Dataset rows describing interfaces
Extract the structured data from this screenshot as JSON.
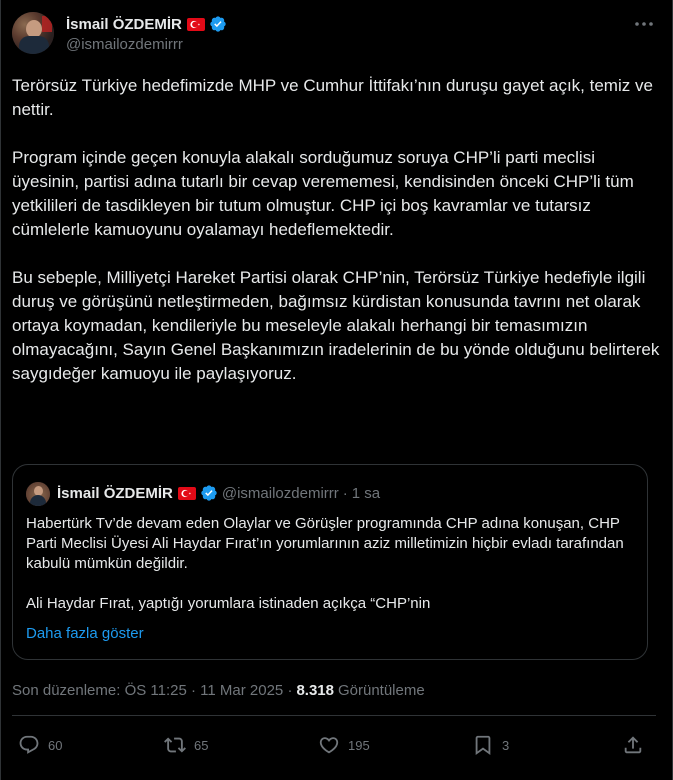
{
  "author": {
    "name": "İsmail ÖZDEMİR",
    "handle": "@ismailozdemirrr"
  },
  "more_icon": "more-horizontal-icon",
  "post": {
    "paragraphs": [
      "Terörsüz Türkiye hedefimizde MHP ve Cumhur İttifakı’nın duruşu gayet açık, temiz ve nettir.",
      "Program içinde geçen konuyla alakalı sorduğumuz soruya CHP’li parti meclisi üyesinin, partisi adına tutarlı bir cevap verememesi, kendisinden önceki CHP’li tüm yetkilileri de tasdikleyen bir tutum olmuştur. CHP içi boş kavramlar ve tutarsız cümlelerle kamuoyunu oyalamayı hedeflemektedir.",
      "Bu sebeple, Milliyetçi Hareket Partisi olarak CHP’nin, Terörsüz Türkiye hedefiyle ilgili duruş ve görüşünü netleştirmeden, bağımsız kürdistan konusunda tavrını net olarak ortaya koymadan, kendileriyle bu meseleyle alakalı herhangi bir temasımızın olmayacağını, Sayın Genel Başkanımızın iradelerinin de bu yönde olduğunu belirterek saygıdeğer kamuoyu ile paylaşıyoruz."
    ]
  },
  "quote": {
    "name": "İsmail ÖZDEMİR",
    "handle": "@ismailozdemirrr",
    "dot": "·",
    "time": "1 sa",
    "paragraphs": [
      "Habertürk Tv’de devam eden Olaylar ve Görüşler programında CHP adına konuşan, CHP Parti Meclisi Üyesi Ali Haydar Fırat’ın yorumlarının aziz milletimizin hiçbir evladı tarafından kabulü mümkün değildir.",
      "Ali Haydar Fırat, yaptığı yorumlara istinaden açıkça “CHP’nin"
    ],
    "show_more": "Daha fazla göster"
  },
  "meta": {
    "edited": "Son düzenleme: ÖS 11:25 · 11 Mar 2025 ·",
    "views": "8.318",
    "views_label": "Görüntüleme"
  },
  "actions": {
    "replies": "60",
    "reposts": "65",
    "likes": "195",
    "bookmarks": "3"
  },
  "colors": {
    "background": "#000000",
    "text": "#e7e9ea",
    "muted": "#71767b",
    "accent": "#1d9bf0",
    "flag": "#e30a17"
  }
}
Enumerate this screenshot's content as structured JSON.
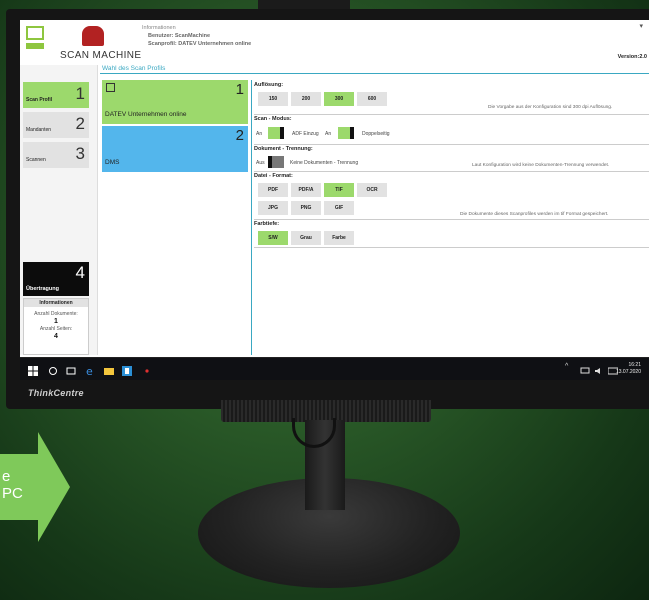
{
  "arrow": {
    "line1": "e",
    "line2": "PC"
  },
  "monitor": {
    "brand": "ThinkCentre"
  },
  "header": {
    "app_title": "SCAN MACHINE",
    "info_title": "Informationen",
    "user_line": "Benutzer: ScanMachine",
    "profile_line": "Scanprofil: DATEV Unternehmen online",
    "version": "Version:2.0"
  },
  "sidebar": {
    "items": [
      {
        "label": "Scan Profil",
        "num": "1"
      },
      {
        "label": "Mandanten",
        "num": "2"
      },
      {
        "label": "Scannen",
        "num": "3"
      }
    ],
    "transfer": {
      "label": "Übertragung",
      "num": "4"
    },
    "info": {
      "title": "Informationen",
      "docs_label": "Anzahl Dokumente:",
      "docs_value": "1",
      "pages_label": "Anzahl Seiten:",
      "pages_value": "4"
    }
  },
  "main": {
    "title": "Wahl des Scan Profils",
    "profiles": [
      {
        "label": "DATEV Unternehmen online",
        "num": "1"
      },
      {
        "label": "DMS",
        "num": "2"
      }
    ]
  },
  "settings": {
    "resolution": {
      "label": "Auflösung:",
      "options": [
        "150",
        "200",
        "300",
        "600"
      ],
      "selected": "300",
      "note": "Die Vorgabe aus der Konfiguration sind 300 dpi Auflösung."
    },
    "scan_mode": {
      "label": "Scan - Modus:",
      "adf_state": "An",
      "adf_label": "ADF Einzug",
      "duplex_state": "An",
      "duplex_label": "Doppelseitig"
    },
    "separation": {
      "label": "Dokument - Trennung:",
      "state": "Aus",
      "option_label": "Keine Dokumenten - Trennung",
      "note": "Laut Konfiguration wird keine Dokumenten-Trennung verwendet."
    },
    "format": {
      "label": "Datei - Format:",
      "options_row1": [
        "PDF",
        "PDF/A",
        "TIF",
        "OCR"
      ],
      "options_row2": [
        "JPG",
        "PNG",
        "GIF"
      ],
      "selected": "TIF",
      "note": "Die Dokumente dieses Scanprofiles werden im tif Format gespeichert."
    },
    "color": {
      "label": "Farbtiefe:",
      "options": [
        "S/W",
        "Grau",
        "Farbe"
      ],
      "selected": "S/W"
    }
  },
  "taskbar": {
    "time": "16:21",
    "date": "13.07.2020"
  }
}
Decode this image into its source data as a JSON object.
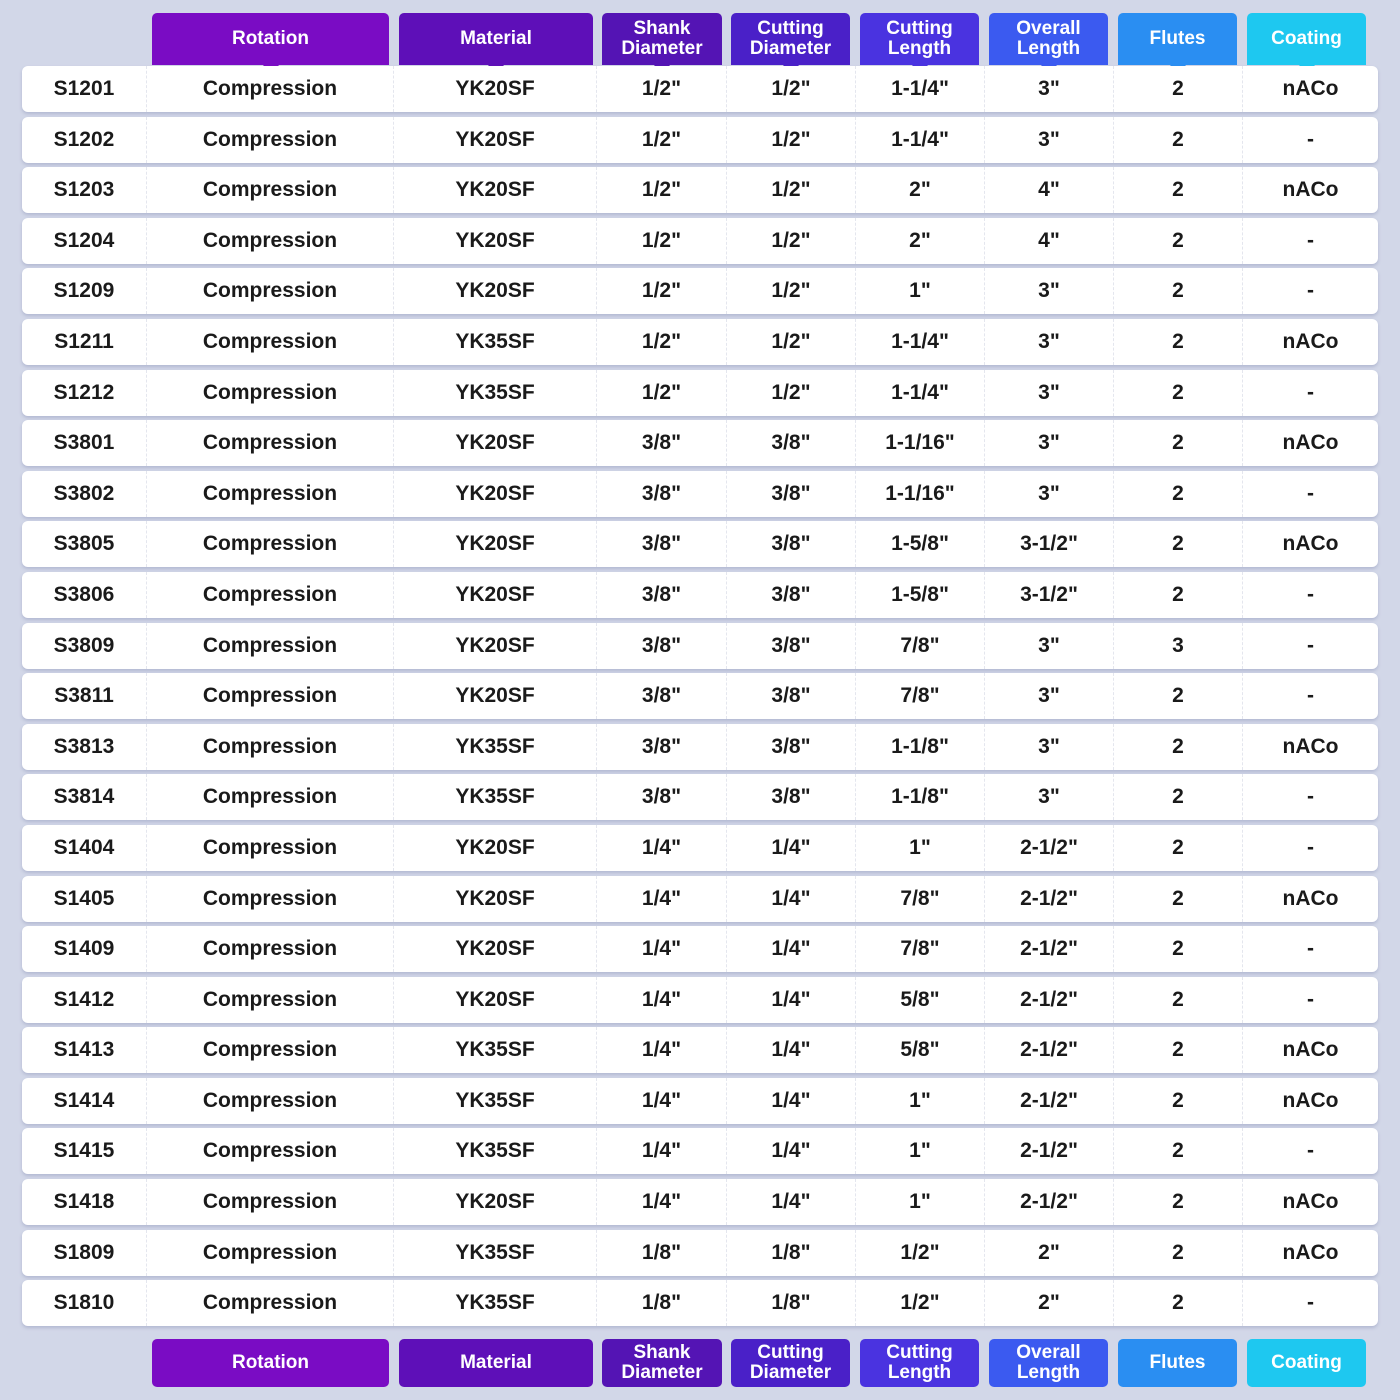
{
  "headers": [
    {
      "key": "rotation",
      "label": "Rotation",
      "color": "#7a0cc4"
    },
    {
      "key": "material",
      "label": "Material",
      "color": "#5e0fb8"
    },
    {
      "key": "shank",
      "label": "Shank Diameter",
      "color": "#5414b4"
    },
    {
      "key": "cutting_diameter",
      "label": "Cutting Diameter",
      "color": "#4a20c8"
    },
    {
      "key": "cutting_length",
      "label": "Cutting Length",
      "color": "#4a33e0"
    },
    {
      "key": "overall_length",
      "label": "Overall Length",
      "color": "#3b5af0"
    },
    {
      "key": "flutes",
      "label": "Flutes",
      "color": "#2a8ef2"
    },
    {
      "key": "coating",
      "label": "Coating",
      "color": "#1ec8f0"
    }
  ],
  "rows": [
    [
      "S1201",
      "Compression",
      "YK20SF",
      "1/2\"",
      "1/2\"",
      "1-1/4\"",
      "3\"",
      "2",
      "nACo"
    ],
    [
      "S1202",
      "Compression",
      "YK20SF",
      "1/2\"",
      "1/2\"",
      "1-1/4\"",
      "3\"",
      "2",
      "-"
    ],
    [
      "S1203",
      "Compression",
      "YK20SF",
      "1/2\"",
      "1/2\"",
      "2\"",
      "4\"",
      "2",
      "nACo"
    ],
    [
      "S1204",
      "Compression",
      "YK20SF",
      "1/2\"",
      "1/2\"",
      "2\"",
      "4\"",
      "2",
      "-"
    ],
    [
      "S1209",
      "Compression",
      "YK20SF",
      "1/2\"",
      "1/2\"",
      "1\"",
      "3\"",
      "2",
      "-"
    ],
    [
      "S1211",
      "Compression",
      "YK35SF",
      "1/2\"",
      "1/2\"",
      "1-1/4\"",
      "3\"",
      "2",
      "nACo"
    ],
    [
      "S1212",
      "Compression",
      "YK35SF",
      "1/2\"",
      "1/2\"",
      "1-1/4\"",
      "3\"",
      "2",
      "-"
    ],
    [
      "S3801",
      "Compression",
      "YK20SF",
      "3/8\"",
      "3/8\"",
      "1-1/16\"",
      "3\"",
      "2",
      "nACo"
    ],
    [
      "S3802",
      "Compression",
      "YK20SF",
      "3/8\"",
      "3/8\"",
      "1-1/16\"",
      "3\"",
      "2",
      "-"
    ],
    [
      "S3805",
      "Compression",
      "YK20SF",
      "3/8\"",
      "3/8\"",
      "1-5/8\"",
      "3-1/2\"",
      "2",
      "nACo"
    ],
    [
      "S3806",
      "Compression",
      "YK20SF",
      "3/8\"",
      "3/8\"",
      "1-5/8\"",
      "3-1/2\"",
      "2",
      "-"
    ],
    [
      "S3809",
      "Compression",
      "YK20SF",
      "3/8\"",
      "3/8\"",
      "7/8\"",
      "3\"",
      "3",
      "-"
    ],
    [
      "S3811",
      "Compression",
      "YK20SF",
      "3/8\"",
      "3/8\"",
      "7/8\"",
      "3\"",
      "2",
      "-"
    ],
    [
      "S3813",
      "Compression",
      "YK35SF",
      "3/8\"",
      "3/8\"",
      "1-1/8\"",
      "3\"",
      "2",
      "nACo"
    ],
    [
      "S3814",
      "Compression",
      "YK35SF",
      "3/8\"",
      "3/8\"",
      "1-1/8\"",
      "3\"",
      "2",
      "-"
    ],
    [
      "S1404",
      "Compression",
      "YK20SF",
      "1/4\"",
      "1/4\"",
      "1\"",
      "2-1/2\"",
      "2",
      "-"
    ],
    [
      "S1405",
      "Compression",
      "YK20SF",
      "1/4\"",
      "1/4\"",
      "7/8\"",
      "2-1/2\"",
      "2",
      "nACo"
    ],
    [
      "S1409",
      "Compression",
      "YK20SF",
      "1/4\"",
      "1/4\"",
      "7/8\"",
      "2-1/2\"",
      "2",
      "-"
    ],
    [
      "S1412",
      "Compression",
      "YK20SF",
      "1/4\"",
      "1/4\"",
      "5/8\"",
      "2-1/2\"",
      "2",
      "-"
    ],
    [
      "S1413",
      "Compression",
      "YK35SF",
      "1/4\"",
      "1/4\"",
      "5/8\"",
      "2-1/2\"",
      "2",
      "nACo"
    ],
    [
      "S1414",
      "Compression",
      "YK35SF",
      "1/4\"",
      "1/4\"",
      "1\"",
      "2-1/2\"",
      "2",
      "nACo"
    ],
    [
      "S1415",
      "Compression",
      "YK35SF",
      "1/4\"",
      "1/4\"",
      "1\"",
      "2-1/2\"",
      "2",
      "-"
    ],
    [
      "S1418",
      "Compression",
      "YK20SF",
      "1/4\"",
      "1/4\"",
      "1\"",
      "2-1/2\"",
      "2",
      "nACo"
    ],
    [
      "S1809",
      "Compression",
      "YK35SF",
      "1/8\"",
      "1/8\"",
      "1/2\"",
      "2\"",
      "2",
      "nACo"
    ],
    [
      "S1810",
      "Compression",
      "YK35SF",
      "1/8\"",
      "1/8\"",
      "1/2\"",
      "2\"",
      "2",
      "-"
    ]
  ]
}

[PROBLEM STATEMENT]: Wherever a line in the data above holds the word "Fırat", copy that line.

[OUTPUT FOR THIS EXERCISE]:
      "Habertürk Tv’de devam eden Olaylar ve Görüşler programında CHP adına konuşan, CHP Parti Meclisi Üyesi Ali Haydar Fırat’ın yorumlarının aziz milletimizin hiçbir evladı tarafından kabulü mümkün değildir.",
      "Ali Haydar Fırat, yaptığı yorumlara istinaden açıkça “CHP’nin"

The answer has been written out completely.